- _PROBLEM DESCRIPTION_
An exact copy of every entry is needed, without any of the pictures.
═════ DATASET RECORDS ═════
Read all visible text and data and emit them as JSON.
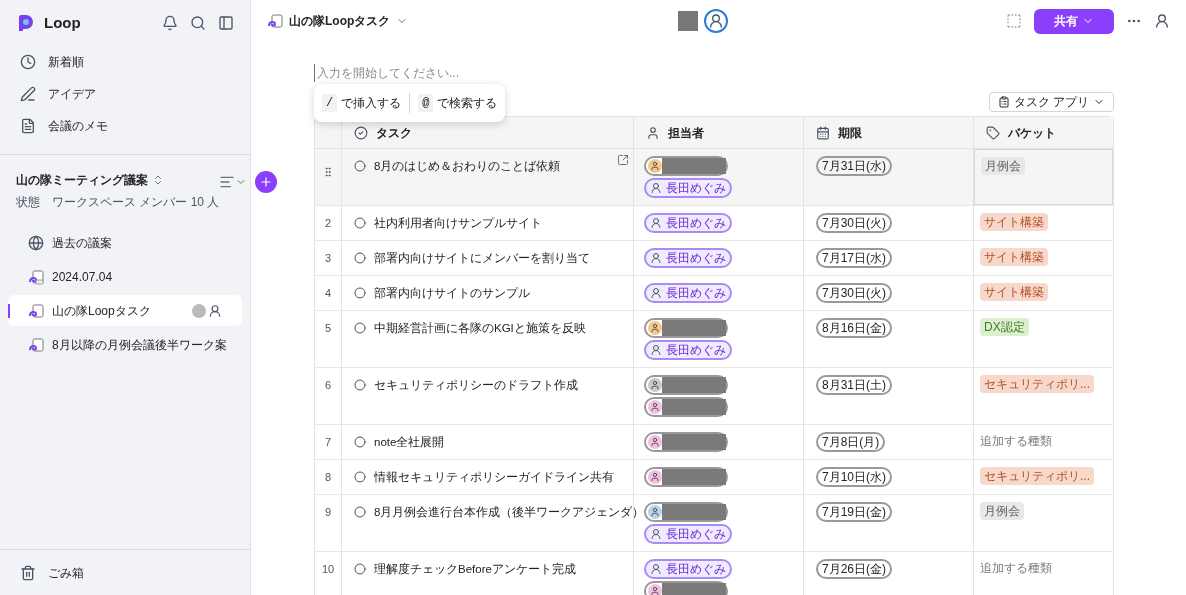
{
  "sidebar": {
    "app_name": "Loop",
    "nav": [
      {
        "label": "新着順"
      },
      {
        "label": "アイデア"
      },
      {
        "label": "会議のメモ"
      }
    ],
    "workspace": {
      "title": "山の隊ミーティング議案",
      "status": "状態",
      "members": "ワークスペース メンバー 10 人"
    },
    "pages": [
      {
        "label": "過去の議案",
        "kind": "globe",
        "selected": false
      },
      {
        "label": "2024.07.04",
        "kind": "loop-link",
        "selected": false
      },
      {
        "label": "山の隊Loopタスク",
        "kind": "loop",
        "selected": true
      },
      {
        "label": "8月以降の月例会議後半ワーク案",
        "kind": "loop",
        "selected": false
      }
    ],
    "trash": "ごみ箱"
  },
  "header": {
    "title": "山の隊Loopタスク",
    "share": "共有"
  },
  "editor": {
    "placeholder": "入力を開始してください...",
    "hints": [
      {
        "key": "/",
        "label": "で挿入する"
      },
      {
        "key": "@",
        "label": "で検索する"
      }
    ],
    "view": "タスク アプリ"
  },
  "table": {
    "columns": [
      {
        "label": "タスク"
      },
      {
        "label": "担当者"
      },
      {
        "label": "期限"
      },
      {
        "label": "バケット"
      }
    ],
    "rows": [
      {
        "selected": true,
        "task": "8月のはじめ＆おわりのことば依頼",
        "assignees": [
          {
            "kind": "redacted",
            "color": "#f5c98a"
          },
          {
            "kind": "named",
            "name": "長田めぐみ"
          }
        ],
        "due": "7月31日(水)",
        "bucket": {
          "kind": "tag",
          "label": "月例会",
          "color": "#e8e8e8"
        }
      },
      {
        "number": "2",
        "selected": false,
        "task": "社内利用者向けサンプルサイト",
        "assignees": [
          {
            "kind": "named",
            "name": "長田めぐみ"
          }
        ],
        "due": "7月30日(火)",
        "bucket": {
          "kind": "tag",
          "label": "サイト構築",
          "color": "#f6d9cc"
        }
      },
      {
        "number": "3",
        "selected": false,
        "task": "部署内向けサイトにメンバーを割り当て",
        "assignees": [
          {
            "kind": "named",
            "name": "長田めぐみ"
          }
        ],
        "due": "7月17日(水)",
        "bucket": {
          "kind": "tag",
          "label": "サイト構築",
          "color": "#f6d9cc"
        }
      },
      {
        "number": "4",
        "selected": false,
        "task": "部署内向けサイトのサンプル",
        "assignees": [
          {
            "kind": "named",
            "name": "長田めぐみ"
          }
        ],
        "due": "7月30日(火)",
        "bucket": {
          "kind": "tag",
          "label": "サイト構築",
          "color": "#f6d9cc"
        }
      },
      {
        "number": "5",
        "selected": false,
        "task": "中期経営計画に各隊のKGIと施策を反映",
        "assignees": [
          {
            "kind": "redacted",
            "color": "#f5c98a"
          },
          {
            "kind": "named",
            "name": "長田めぐみ"
          }
        ],
        "due": "8月16日(金)",
        "bucket": {
          "kind": "tag",
          "label": "DX認定",
          "color": "#dcefd0"
        }
      },
      {
        "number": "6",
        "selected": false,
        "task": "セキュリティポリシーのドラフト作成",
        "assignees": [
          {
            "kind": "redacted",
            "color": "#c8c8c8"
          },
          {
            "kind": "redacted",
            "color": "#f4c0e0"
          }
        ],
        "due": "8月31日(土)",
        "bucket": {
          "kind": "tag",
          "label": "セキュリティポリ...",
          "color": "#f6d9cc"
        }
      },
      {
        "number": "7",
        "selected": false,
        "task": "note全社展開",
        "assignees": [
          {
            "kind": "redacted",
            "color": "#f4c0e0"
          }
        ],
        "due": "7月8日(月)",
        "bucket": {
          "kind": "placeholder",
          "label": "追加する種類"
        }
      },
      {
        "number": "8",
        "selected": false,
        "task": "情報セキュリティポリシーガイドライン共有",
        "assignees": [
          {
            "kind": "redacted",
            "color": "#f4c0e0"
          }
        ],
        "due": "7月10日(水)",
        "bucket": {
          "kind": "tag",
          "label": "セキュリティポリ...",
          "color": "#f6d9cc"
        }
      },
      {
        "number": "9",
        "selected": false,
        "task": "8月月例会進行台本作成（後半ワークアジェンダ）",
        "assignees": [
          {
            "kind": "redacted",
            "color": "#b8d4ea"
          },
          {
            "kind": "named",
            "name": "長田めぐみ"
          }
        ],
        "due": "7月19日(金)",
        "bucket": {
          "kind": "tag",
          "label": "月例会",
          "color": "#e8e8e8"
        }
      },
      {
        "number": "10",
        "selected": false,
        "task": "理解度チェックBeforeアンケート完成",
        "assignees": [
          {
            "kind": "named",
            "name": "長田めぐみ"
          },
          {
            "kind": "redacted",
            "color": "#f4c0e0"
          }
        ],
        "due": "7月26日(金)",
        "bucket": {
          "kind": "placeholder",
          "label": "追加する種類"
        }
      }
    ]
  }
}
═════
- _ANSWER SECTION_
Read all visible text and data and emit them as JSON.
{
  "sidebar": {
    "app_name": "Loop",
    "nav": [
      {
        "label": "新着順"
      },
      {
        "label": "アイデア"
      },
      {
        "label": "会議のメモ"
      }
    ],
    "workspace": {
      "title": "山の隊ミーティング議案",
      "status": "状態",
      "members": "ワークスペース メンバー 10 人"
    },
    "pages": [
      {
        "label": "過去の議案",
        "kind": "globe",
        "selected": false
      },
      {
        "label": "2024.07.04",
        "kind": "loop-link",
        "selected": false
      },
      {
        "label": "山の隊Loopタスク",
        "kind": "loop",
        "selected": true
      },
      {
        "label": "8月以降の月例会議後半ワーク案",
        "kind": "loop",
        "selected": false
      }
    ],
    "trash": "ごみ箱"
  },
  "header": {
    "title": "山の隊Loopタスク",
    "share": "共有"
  },
  "editor": {
    "placeholder": "入力を開始してください...",
    "hints": [
      {
        "key": "/",
        "label": "で挿入する"
      },
      {
        "key": "@",
        "label": "で検索する"
      }
    ],
    "view": "タスク アプリ"
  },
  "table": {
    "columns": [
      {
        "label": "タスク"
      },
      {
        "label": "担当者"
      },
      {
        "label": "期限"
      },
      {
        "label": "バケット"
      }
    ],
    "rows": [
      {
        "selected": true,
        "task": "8月のはじめ＆おわりのことば依頼",
        "assignees": [
          {
            "kind": "redacted",
            "color": "#f5c98a"
          },
          {
            "kind": "named",
            "name": "長田めぐみ"
          }
        ],
        "due": "7月31日(水)",
        "bucket": {
          "kind": "tag",
          "label": "月例会",
          "color": "#e8e8e8"
        }
      },
      {
        "number": "2",
        "selected": false,
        "task": "社内利用者向けサンプルサイト",
        "assignees": [
          {
            "kind": "named",
            "name": "長田めぐみ"
          }
        ],
        "due": "7月30日(火)",
        "bucket": {
          "kind": "tag",
          "label": "サイト構築",
          "color": "#f6d9cc"
        }
      },
      {
        "number": "3",
        "selected": false,
        "task": "部署内向けサイトにメンバーを割り当て",
        "assignees": [
          {
            "kind": "named",
            "name": "長田めぐみ"
          }
        ],
        "due": "7月17日(水)",
        "bucket": {
          "kind": "tag",
          "label": "サイト構築",
          "color": "#f6d9cc"
        }
      },
      {
        "number": "4",
        "selected": false,
        "task": "部署内向けサイトのサンプル",
        "assignees": [
          {
            "kind": "named",
            "name": "長田めぐみ"
          }
        ],
        "due": "7月30日(火)",
        "bucket": {
          "kind": "tag",
          "label": "サイト構築",
          "color": "#f6d9cc"
        }
      },
      {
        "number": "5",
        "selected": false,
        "task": "中期経営計画に各隊のKGIと施策を反映",
        "assignees": [
          {
            "kind": "redacted",
            "color": "#f5c98a"
          },
          {
            "kind": "named",
            "name": "長田めぐみ"
          }
        ],
        "due": "8月16日(金)",
        "bucket": {
          "kind": "tag",
          "label": "DX認定",
          "color": "#dcefd0"
        }
      },
      {
        "number": "6",
        "selected": false,
        "task": "セキュリティポリシーのドラフト作成",
        "assignees": [
          {
            "kind": "redacted",
            "color": "#c8c8c8"
          },
          {
            "kind": "redacted",
            "color": "#f4c0e0"
          }
        ],
        "due": "8月31日(土)",
        "bucket": {
          "kind": "tag",
          "label": "セキュリティポリ...",
          "color": "#f6d9cc"
        }
      },
      {
        "number": "7",
        "selected": false,
        "task": "note全社展開",
        "assignees": [
          {
            "kind": "redacted",
            "color": "#f4c0e0"
          }
        ],
        "due": "7月8日(月)",
        "bucket": {
          "kind": "placeholder",
          "label": "追加する種類"
        }
      },
      {
        "number": "8",
        "selected": false,
        "task": "情報セキュリティポリシーガイドライン共有",
        "assignees": [
          {
            "kind": "redacted",
            "color": "#f4c0e0"
          }
        ],
        "due": "7月10日(水)",
        "bucket": {
          "kind": "tag",
          "label": "セキュリティポリ...",
          "color": "#f6d9cc"
        }
      },
      {
        "number": "9",
        "selected": false,
        "task": "8月月例会進行台本作成（後半ワークアジェンダ）",
        "assignees": [
          {
            "kind": "redacted",
            "color": "#b8d4ea"
          },
          {
            "kind": "named",
            "name": "長田めぐみ"
          }
        ],
        "due": "7月19日(金)",
        "bucket": {
          "kind": "tag",
          "label": "月例会",
          "color": "#e8e8e8"
        }
      },
      {
        "number": "10",
        "selected": false,
        "task": "理解度チェックBeforeアンケート完成",
        "assignees": [
          {
            "kind": "named",
            "name": "長田めぐみ"
          },
          {
            "kind": "redacted",
            "color": "#f4c0e0"
          }
        ],
        "due": "7月26日(金)",
        "bucket": {
          "kind": "placeholder",
          "label": "追加する種類"
        }
      }
    ]
  }
}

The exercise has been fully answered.